When the AUKUS agreement was announced on 16 September it not only surprised the French and President Macron — Indonesia’s parliamentarians were stunned and not a single one offered any support for it.
When news of the AUKUS agreement broke on 16 September 2021, it caught everyone in Southeast Asia by surprise. While its understood that AUKUS is not an alliance, it had portent to agitate the strategic landscape for ASEAN.
The Australia-UK-US trilateral security partnership, or AUKUS for short, has been the subject of much speculation and debate since it was announced in September 2021. While some of its provisions will take many years to reach fruition, notably building a new fleet of nuclear-powered submarines, the announcement has already had considerable impact and driven concerns about nuclear proliferation, double standards, and the security situation in the Asia-Pacific region. It has also caused a rift in between NATO allies, especially between the US and France, in part due to the way it has been handled, and has been strongly criticised by China. While we still actually have very few details about what the partnership will involve in the years ahead, and in particular how the commitment by the US and UK to “deliver a nuclear-powered submarine fleet for Australia” will unfold, it is useful to understand the different possible implications of this deal and how the technology, politics and security aspects will play out in the years ahead.
In a speech about the impact of the ongoing trade war with China on Australia, Treasurer Josh Frydenberg said that the “economy has shown itself to be highly resilient” (Department of the Treasury of Australia, September 6). In his address, Frydenberg conveyed a defiant message to Beijing that Australia will not be deterred by economic coercion. Frydenberg’s speech is part of a series of recent episodes that have driven escalating tensions in Sino-Australian relations.
Australia’s Prime Minister Scott Morrison has used a keynote address at ASPI’s Sydney Dialogue to add important detail to what’s known about Australia’s AUKUS agreement with the United States and Britain.
In his speech delivered online today, the prime minister makes it clear that AUKUS is intended to enable the three allies to develop and share advanced technology to give them an edge in an uncertain future.
Prime Minister Scott Morrison is embroiled in a tussle with both French President Emmanuel Macron and US President Joe Biden which, given the power asymmetries, risks leaving Australia exposed and vulnerable in a major-power league above its paygrade. Across Africa and Asia, variants can be found of the folklore that the grass is trampled both when elephants fight and when they mate. In the Melian Dialogue of the History of the Peloponnesian War by Thucydides, Melos is sternly admonished by Athens that questions of right and justice apply only to relations among equals in power. For others, ‘the strong do what they can and the weak suffer what they must’.
Having a coherent strategy matters. It allows the effective allocation of scarce resources. It provides a framework against which events and trends can be assessed, helping to guide bureaucratic action, diplomatic activity and military posture. It’s essential to statecraft. So, what does AUKUS agreement with the United States and United Kingdom say about Australian grand strategy?

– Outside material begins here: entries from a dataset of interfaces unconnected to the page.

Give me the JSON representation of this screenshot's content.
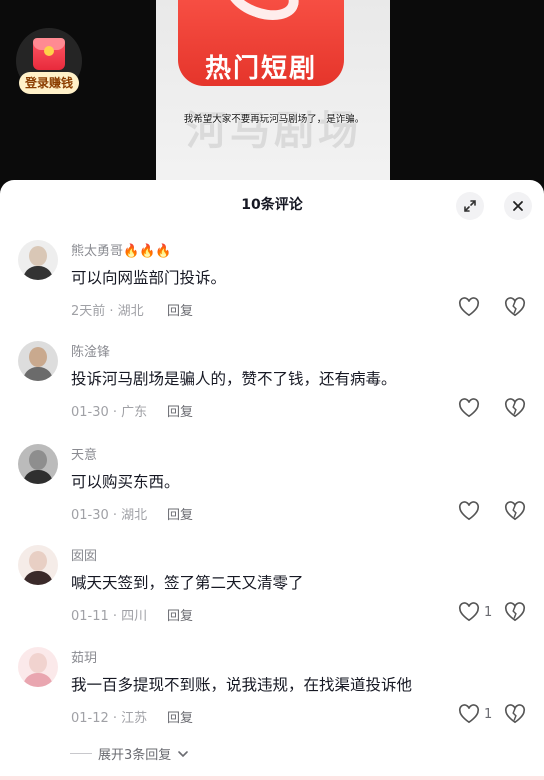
{
  "video": {
    "app_logo_text": "热门短剧",
    "app_name_overlay": "河马剧场",
    "subtitle": "我希望大家不要再玩河马剧场了，是诈骗。",
    "earn_label": "登录赚钱"
  },
  "sheet": {
    "title": "10条评论",
    "expand_icon": "expand-icon",
    "close_icon": "close-icon"
  },
  "comments": [
    {
      "username": "熊太勇哥🔥🔥🔥",
      "text": "可以向网监部门投诉。",
      "meta": "2天前 · 湖北",
      "reply": "回复",
      "likes": "",
      "avatar_colors": [
        "#d9c7b6",
        "#333"
      ]
    },
    {
      "username": "陈淦锋",
      "text": "投诉河马剧场是骗人的，赞不了钱，还有病毒。",
      "meta": "01-30 · 广东",
      "reply": "回复",
      "likes": "",
      "avatar_colors": [
        "#c9a98e",
        "#6b6b6b"
      ]
    },
    {
      "username": "天意",
      "text": "可以购买东西。",
      "meta": "01-30 · 湖北",
      "reply": "回复",
      "likes": "",
      "avatar_colors": [
        "#8e8e8e",
        "#2f2f2f"
      ]
    },
    {
      "username": "囡囡",
      "text": "喊天天签到，签了第二天又清零了",
      "meta": "01-11 · 四川",
      "reply": "回复",
      "likes": "1",
      "avatar_colors": [
        "#e8cfc4",
        "#3a2a2a"
      ]
    },
    {
      "username": "茹玥",
      "text": "我一百多提现不到账，说我违规，在找渠道投诉他",
      "meta": "01-12 · 江苏",
      "reply": "回复",
      "likes": "1",
      "avatar_colors": [
        "#f1d3cf",
        "#e9a6b0"
      ]
    }
  ],
  "more_replies": "展开3条回复"
}
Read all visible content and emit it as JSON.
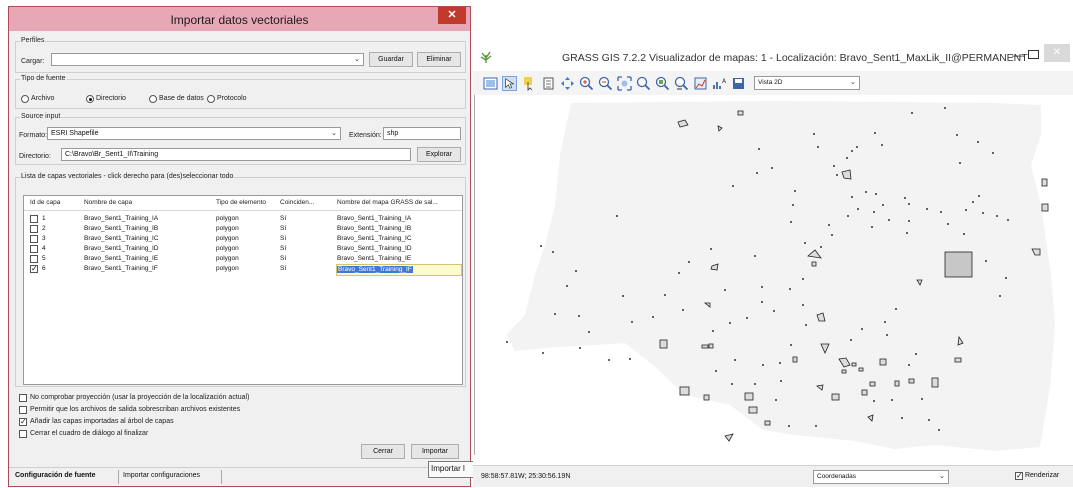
{
  "dialog": {
    "title": "Importar datos vectoriales",
    "close_glyph": "✕",
    "profiles": {
      "group_label": "Perfiles",
      "load_label": "Cargar:",
      "load_value": "",
      "save_button": "Guardar",
      "delete_button": "Eliminar"
    },
    "source_type": {
      "group_label": "Tipo de fuente",
      "options": [
        "Archivo",
        "Directorio",
        "Base de datos",
        "Protocolo"
      ],
      "selected": "Directorio"
    },
    "source_input": {
      "group_label": "Source input",
      "format_label": "Formato:",
      "format_value": "ESRI Shapefile",
      "extension_label": "Extensión:",
      "extension_value": "shp",
      "directory_label": "Directorio:",
      "directory_value": "C:\\Bravo\\Br_Sent1_II\\Training",
      "browse_button": "Explorar"
    },
    "layers": {
      "group_label": "Lista de capas vectoriales - click derecho para (des)seleccionar todo",
      "columns": [
        "Id de capa",
        "Nombre de capa",
        "Tipo de elemento",
        "Coinciden...",
        "Nombre del mapa GRASS de sal..."
      ],
      "rows": [
        {
          "id": "1",
          "name": "Bravo_Sent1_Training_IA",
          "type": "polygon",
          "match": "Sí",
          "output": "Bravo_Sent1_Training_IA",
          "checked": false
        },
        {
          "id": "2",
          "name": "Bravo_Sent1_Training_IB",
          "type": "polygon",
          "match": "Sí",
          "output": "Bravo_Sent1_Training_IB",
          "checked": false
        },
        {
          "id": "3",
          "name": "Bravo_Sent1_Training_IC",
          "type": "polygon",
          "match": "Sí",
          "output": "Bravo_Sent1_Training_IC",
          "checked": false
        },
        {
          "id": "4",
          "name": "Bravo_Sent1_Training_ID",
          "type": "polygon",
          "match": "Sí",
          "output": "Bravo_Sent1_Training_ID",
          "checked": false
        },
        {
          "id": "5",
          "name": "Bravo_Sent1_Training_IE",
          "type": "polygon",
          "match": "Sí",
          "output": "Bravo_Sent1_Training_IE",
          "checked": false
        },
        {
          "id": "6",
          "name": "Bravo_Sent1_Training_IF",
          "type": "polygon",
          "match": "Sí",
          "output": "Bravo_Sent1_Training_IF",
          "checked": true
        }
      ]
    },
    "options": [
      {
        "label": "No comprobar proyección (usar la proyección de la localización actual)",
        "checked": false
      },
      {
        "label": "Permitir que los archivos de salida sobrescriban archivos existentes",
        "checked": false
      },
      {
        "label": "Añadir las capas importadas al árbol de capas",
        "checked": true
      },
      {
        "label": "Cerrar el cuadro de diálogo al finalizar",
        "checked": false
      }
    ],
    "close_button": "Cerrar",
    "import_button": "Importar",
    "tabs": [
      "Configuración de fuente",
      "Importar configuraciones"
    ],
    "active_tab": "Configuración de fuente",
    "tooltip": "Importar l"
  },
  "map_window": {
    "title": "GRASS GIS 7.2.2 Visualizador de mapas: 1 - Localización: Bravo_Sent1_MaxLik_II@PERMANENT",
    "minimize_glyph": "—",
    "close_glyph": "✕",
    "toolbar_icons": [
      "display-map-icon",
      "pointer-icon",
      "query-icon",
      "add-layer-icon",
      "pan-icon",
      "zoom-in-icon",
      "zoom-out-icon",
      "zoom-extent-icon",
      "zoom-back-icon",
      "zoom-region-icon",
      "zoom-menu-icon",
      "analyze-icon",
      "decorations-icon",
      "save-display-icon"
    ],
    "view_select": "Vista 2D",
    "status": {
      "coordinates": "98:58:57.81W; 25:30:56.19N",
      "mode_select": "Coordenadas",
      "render_label": "Renderizar",
      "render_checked": true
    }
  },
  "colors": {
    "dialog_title_bg": "#e8a7b4",
    "close_red": "#c0392b",
    "raster_fill": "#f3f3f3",
    "selection_blue": "#3a7bd5",
    "selection_yellow": "#fffacd"
  }
}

The establishment of a new trilateral military partnership involving the United States, the United Kingdom and Australia (AUKUS) has stirred up discord within NATO both conceptually and in terms of technology, Russian Foreign Ministry Spokeswoman Maria Zakharova said on Sunday.
Russia supported the concerns voiced by China on AUKUS, the new tripartite defense alliance formed with the intention of intimidating China, at a recent meeting of the UN General Assembly’s First Committee, saying that they are legitimate concerns as this kind of cooperation is related to the nuclear field and clearly has a military dimension.